Previously published on Answers.com.
Often, the first recommendation to lowering cholesterol – before resorting to statin medications that are both expensive and can have serious side effects – is a significant change in diet and exercise. A low-fat, low-cholesterol diet makes sense conceptually, but why is exercise an important factor in the quest to lower cholesterol?
Does Exercise Really Lower Cholesterol?
The American Heart Association explains, “A sedentary lifestyle is one of the 5 major risk factors (along with high blood pressure, abnormal values for blood lipids, smoking, and obesity) for cardiovascular disease.” Not only does regular exercise help with both weight loss and blood pressure, but there is a direct effect on cholesterol as well: “Exercise can reduce “bad” cholesterol levels in the blood (the low-density lipoprotein [LDL] level), as well as total cholesterol, and can raise the “good” cholesterol (the high-density lipoprotein level [HDL]).”
How Does Exercise Lower Cholesterol?
Exercise helps lower cholesterol in three ways. The first and most obvious is weight loss: being overweight goes hand-in-hand with high LDL (bad) cholesterol and is thus a major cardiovascular risk factor. The second mechanism also deals with LDL. As explained by WebMD’s Exercise To Lower Cholesterol, “Exercise stimulates enzymes that help move LDL from the blood (and blood-vessel walls) to the liver. From there, the cholesterol is converted into bile (for digestion) or excreted. So the more you exercise, the more LDL your body expels.” Finally, exercise also increases the size of the protein particles that carry cholesterol and the bigger the particles the less able they are to stick – and clog – arteries.
How Much Exercise Is Needed To Lower Cholesterol?
The AHA recommends one of two kinds of exercise. The first: at least 30 minutes per day of moderate exercise most days – at least five days per week – which corresponds to 150 minutes of exercise (or more) per week. This can be 30 minutes all at once, or broken up in increments throughout the day. Moderate exercise is walking briskly (3-4 miles per hour) or similar activity level. The second exercise choice is at least 25 minutes of vigorous exercise (jogging as opposed to walking) at least three days per week for a total of 75 minutes. Or a combination of these two.
In addition to the moderate and/or vigorous exercise above, the AHA also recommends moderate to high intensity muscle-strengthening activity at least two days per week.
It should be noted that these are the broad exercise guidelines for cardiovascular health for most people. This level alone might not be enough to actually reduce cholesterol dramatically – indeed, other studies have shown that more – and more intense – exercise reduced cholesterol more effectively. Lastly, it’s always advised to check with your doctor before beginning a new exercise regime.
How Do I Start An Exercise Program?

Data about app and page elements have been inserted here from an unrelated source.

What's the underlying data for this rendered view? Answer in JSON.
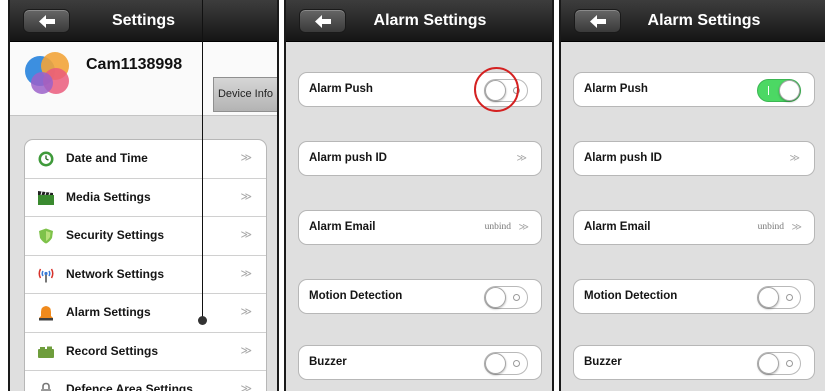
{
  "colors": {
    "navbar": "#1f1f1f",
    "toggle_on": "#4cd864",
    "highlight_ring": "#d42121"
  },
  "panel_device_settings": {
    "title": "Settings",
    "back_icon": "back-arrow-icon",
    "device": {
      "name": "Cam1138998",
      "info_button": "Device Info"
    },
    "menu": [
      {
        "label": "Date and Time",
        "icon": "clock-icon",
        "chevron": "≫"
      },
      {
        "label": "Media Settings",
        "icon": "clapperboard-icon",
        "chevron": "≫"
      },
      {
        "label": "Security Settings",
        "icon": "shield-icon",
        "chevron": "≫"
      },
      {
        "label": "Network Settings",
        "icon": "antenna-icon",
        "chevron": "≫"
      },
      {
        "label": "Alarm Settings",
        "icon": "bell-icon",
        "chevron": "≫"
      },
      {
        "label": "Record Settings",
        "icon": "camera-icon",
        "chevron": "≫"
      },
      {
        "label": "Defence Area Settings",
        "icon": "lock-icon",
        "chevron": "≫"
      }
    ]
  },
  "panel_alarm_before": {
    "title": "Alarm Settings",
    "rows": [
      {
        "label": "Alarm Push",
        "toggle_on": false
      },
      {
        "label": "Alarm push ID",
        "chevron": "≫"
      },
      {
        "label": "Alarm Email",
        "status": "unbind",
        "chevron": "≫"
      },
      {
        "label": "Motion Detection",
        "toggle_on": false
      },
      {
        "label": "Buzzer",
        "toggle_on": false
      }
    ]
  },
  "panel_alarm_after": {
    "title": "Alarm Settings",
    "rows": [
      {
        "label": "Alarm Push",
        "toggle_on": true
      },
      {
        "label": "Alarm push ID",
        "chevron": "≫"
      },
      {
        "label": "Alarm Email",
        "status": "unbind",
        "chevron": "≫"
      },
      {
        "label": "Motion Detection",
        "toggle_on": false
      },
      {
        "label": "Buzzer",
        "toggle_on": false
      }
    ]
  }
}
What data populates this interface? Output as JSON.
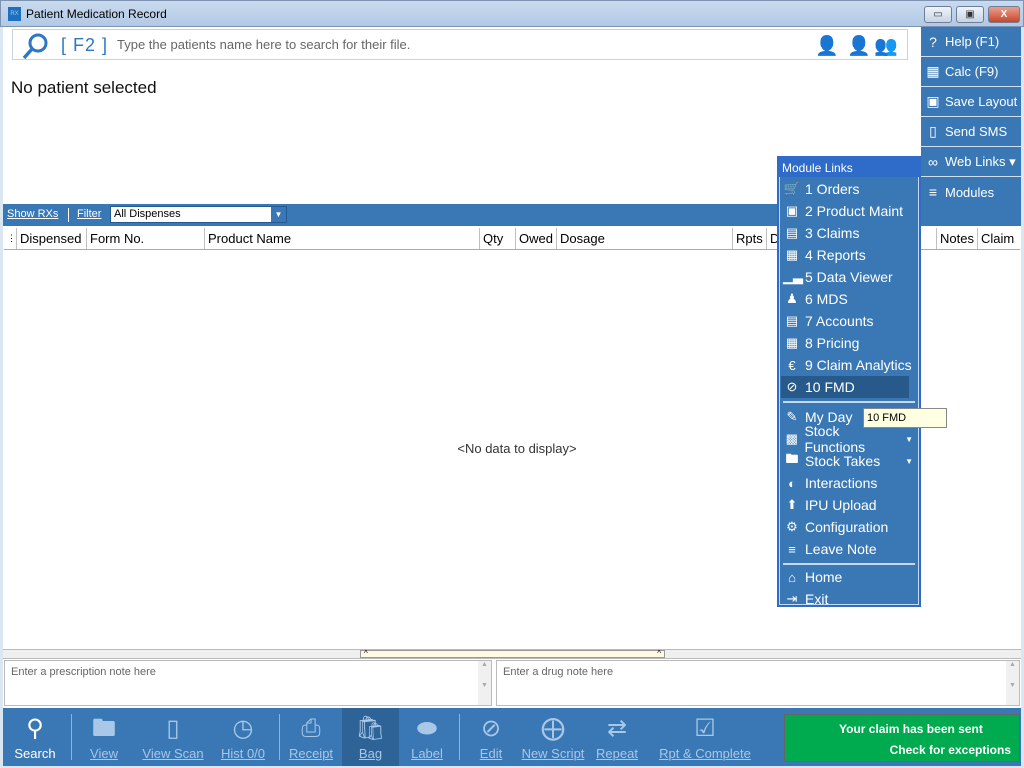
{
  "window": {
    "title": "Patient Medication Record",
    "minimize": "▭",
    "restore": "▣",
    "close": "X"
  },
  "search": {
    "hotkey": "[ F2 ]",
    "placeholder": "Type the patients name here to search for their file.",
    "icons": [
      "find-patient-icon",
      "add-patient-icon",
      "patient-group-icon"
    ]
  },
  "patient": {
    "status": "No patient selected"
  },
  "right_panel": [
    {
      "label": "Help (F1)",
      "icon": "help-icon"
    },
    {
      "label": "Calc (F9)",
      "icon": "calculator-icon"
    },
    {
      "label": "Save Layout",
      "icon": "save-icon"
    },
    {
      "label": "Send SMS",
      "icon": "phone-icon"
    },
    {
      "label": "Web Links ▾",
      "icon": "link-icon"
    },
    {
      "label": "Modules",
      "icon": "list-icon"
    }
  ],
  "strip": {
    "show_rxs": "Show RXs",
    "filter_label": "Filter",
    "filter_value": "All Dispenses"
  },
  "grid": {
    "columns": [
      "Dispensed",
      "Form No.",
      "Product Name",
      "Qty",
      "Owed",
      "Dosage",
      "Rpts",
      "D",
      "Notes",
      "Claim"
    ],
    "empty_text": "<No data to display>"
  },
  "notes": {
    "prescription_placeholder": "Enter a prescription note here",
    "drug_placeholder": "Enter a drug note here"
  },
  "bottom_toolbar": [
    {
      "label": "Search",
      "icon": "search-icon",
      "enabled": true
    },
    {
      "label": "View",
      "icon": "view-folder-icon",
      "enabled": false
    },
    {
      "label": "View Scan",
      "icon": "scan-icon",
      "enabled": false
    },
    {
      "label": "Hist 0/0",
      "icon": "history-icon",
      "enabled": false
    },
    {
      "label": "Receipt",
      "icon": "printer-icon",
      "enabled": false
    },
    {
      "label": "Bag",
      "icon": "bag-icon",
      "enabled": false
    },
    {
      "label": "Label",
      "icon": "pill-icon",
      "enabled": false
    },
    {
      "label": "Edit",
      "icon": "edit-icon",
      "enabled": false
    },
    {
      "label": "New Script",
      "icon": "new-script-icon",
      "enabled": false
    },
    {
      "label": "Repeat",
      "icon": "repeat-icon",
      "enabled": false
    },
    {
      "label": "Rpt & Complete",
      "icon": "repeat-complete-icon",
      "enabled": false
    }
  ],
  "claim_status": {
    "line1": "Your claim has been sent",
    "line2": "Check for exceptions",
    "color": "#00aa4f"
  },
  "module_links": {
    "title": "Module Links",
    "groups": [
      [
        {
          "label": "1 Orders",
          "icon": "cart-icon"
        },
        {
          "label": "2 Product Maint",
          "icon": "box-icon"
        },
        {
          "label": "3 Claims",
          "icon": "scroll-icon"
        },
        {
          "label": "4 Reports",
          "icon": "report-icon"
        },
        {
          "label": "5 Data Viewer",
          "icon": "bar-chart-icon"
        },
        {
          "label": "6 MDS",
          "icon": "person-icon"
        },
        {
          "label": "7 Accounts",
          "icon": "clipboard-icon"
        },
        {
          "label": "8 Pricing",
          "icon": "calculator-icon"
        },
        {
          "label": "9 Claim Analytics",
          "icon": "euro-icon"
        },
        {
          "label": "10 FMD",
          "icon": "fmd-icon",
          "selected": true
        }
      ],
      [
        {
          "label": "My Day",
          "icon": "notepad-icon"
        },
        {
          "label": "Stock Functions",
          "icon": "stock-icon",
          "submenu": true
        },
        {
          "label": "Stock Takes",
          "icon": "folder-upload-icon",
          "submenu": true
        },
        {
          "label": "Interactions",
          "icon": "interactions-icon"
        },
        {
          "label": "IPU Upload",
          "icon": "upload-icon"
        },
        {
          "label": "Configuration",
          "icon": "gear-icon"
        },
        {
          "label": "Leave Note",
          "icon": "layers-icon"
        }
      ],
      [
        {
          "label": "Home",
          "icon": "home-icon"
        },
        {
          "label": "Exit",
          "icon": "exit-icon"
        }
      ]
    ]
  },
  "tooltip": "10 FMD",
  "colors": {
    "accent": "#3a78b5",
    "menu_header": "#2f6bc9",
    "selected": "#27598a"
  }
}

Which exercises to do how often depends a great deal on your current lifestyle: if you are mostly sedentary, starting an exercise program focused on walking a total of thirty minutes per day is likely the best route to success. From there, it’s possible to add more vigorous exercise once 150 minutes of moderate exercise per week is routine. Checking with your doctor and/or a trainer at a local gym is a great way to start.
Daily exercise is a critical component of lowering cholesterol. It actually reduces cholesterol and along with dietary changes may help keep statin medications at bay.
Did You Know?
Walking 10,000 steps per day (measured by pedometer) is roughly equivalent to the recommended 30 minutes of daily moderate exercise. A great way to work up to this goal is the ‘America’s Walking’ 20% Boost Program which provides an easy-to-follow walking program with daily and weekly recommendations.